Enough has already been said about Windows Phone 8 in these pages. So suffice it to say, WinPho 8 is a massive leap forward from version 7. The one change I do have to mention is the implementation of USB mass storage. Having to use the God-awful Zune software guaranteed I would never recommend WinPho 7 to my worst enemy, let alone use it myself.
The scarcity of Windows Phone 8 apps is also a matter of record, and I really miss Dropbox. Still, the way WinPho 8 lets you sign in with your Outlook email login details and access all your stuff in much the same way as you can sign into Android with Gmail is an attraction.
Build it and they will come?
Of course, the problem for Microsoft, HTC, Nokia et al is that much of the world and his wife and their dog is already using iCloud or Google, and I can’t see either tribe leaving their camp for Outlook and SkyDrive any time soon. Much will depend on the way Windows Phone 8 develops and gains traction.
The Reg Verdict
The 8X is a convincing Windows Phone 8 handset. Granted it’s a bit big, but it's nothing like as massive as the Nokia Lumia 920. The screen is very good and as crisp as an Iceberg lettuce leaf dipped in liquid nitrogen. The handset is rock solid too, thanks to that polycarbonate unibody. If you want to use your phone as a music player Beats Audio is a feature worth having but the absence of Nokia Drive or any other free satnav is a drawback. ®
I have an 8x primarily because Nokia faffed about with their Lumia 920 release. I really like the phone. I bought the Navigon Satnav software for it, which is good, but expensive.
I much prefer it over the Mrs' iPhone 4, although she is resisting upgrading her 4 to anything newer at the moment, even though it's out of contract.
App store is a little sparse, but I have what I need, and for games I still have my TF101. Coupled with an Xbox Music subscription who needs iTunes? or additional storage for music.
What I really want is a decent dock for it. non iphone accessories are still very hard to come buy despit ethe fact that micro usb is probably as populous as the iphone port.
Market share drop not surprising
"If your battery degrades or you need more than 16GB of storage, hard cheese."
Couple that with poor battery life compared to it's competitors (true of all HTC's handsets over the last 18 months), premium handset price for low memory capacity and dropping firmware updates after a few months. The reason for massive drop in market share becomes painfully obvious.
Unfortunately HTC seem unwilling to change the situation even when the same flaws (especially battery life and storage) are highlighted review after review.

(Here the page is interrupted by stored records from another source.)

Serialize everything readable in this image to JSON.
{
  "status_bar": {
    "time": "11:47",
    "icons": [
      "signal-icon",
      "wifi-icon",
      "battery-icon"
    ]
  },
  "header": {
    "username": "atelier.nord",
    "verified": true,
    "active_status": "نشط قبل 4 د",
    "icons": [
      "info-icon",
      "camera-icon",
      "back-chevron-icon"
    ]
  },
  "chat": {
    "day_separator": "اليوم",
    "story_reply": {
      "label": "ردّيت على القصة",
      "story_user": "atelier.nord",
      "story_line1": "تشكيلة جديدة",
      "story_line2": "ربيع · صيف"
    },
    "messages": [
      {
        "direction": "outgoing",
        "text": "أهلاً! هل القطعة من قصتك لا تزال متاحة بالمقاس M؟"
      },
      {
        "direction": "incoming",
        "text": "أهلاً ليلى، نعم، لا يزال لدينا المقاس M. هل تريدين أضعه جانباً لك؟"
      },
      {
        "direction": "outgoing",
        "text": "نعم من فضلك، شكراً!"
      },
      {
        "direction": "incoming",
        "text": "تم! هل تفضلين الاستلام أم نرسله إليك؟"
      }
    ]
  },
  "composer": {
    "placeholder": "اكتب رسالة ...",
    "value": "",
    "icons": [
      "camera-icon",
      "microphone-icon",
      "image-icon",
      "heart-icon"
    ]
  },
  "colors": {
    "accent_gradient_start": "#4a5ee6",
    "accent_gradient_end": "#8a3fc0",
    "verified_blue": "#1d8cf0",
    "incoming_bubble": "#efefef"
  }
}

This is the primary reason I jumped ship to Samsung after ownership of 3 HTC handsets.
I take your point re SkyDrive but I access my DropBox account from a Linux machine as well as my Android and Windows devices - it's the platform agnostic side of DB that appeals to me. More to the point, I already have all my cloudy stuff in DB and 75GB of space. On the plus side a DB app for Windows 8 landed last week so maybe a WP8 app isn't too far away.
Re: Market share drop not surprising
The only reason I didn't upgrade to a third HTC phone was because of the sealed batteries in the newer models.
Re: Those tiles make me wanna puke
Market share comment - check
use of the word "turd" - check
posted for no reason other to slag something poster has no interest in - check
You are Barry Shitpeas. I found you. What do I win?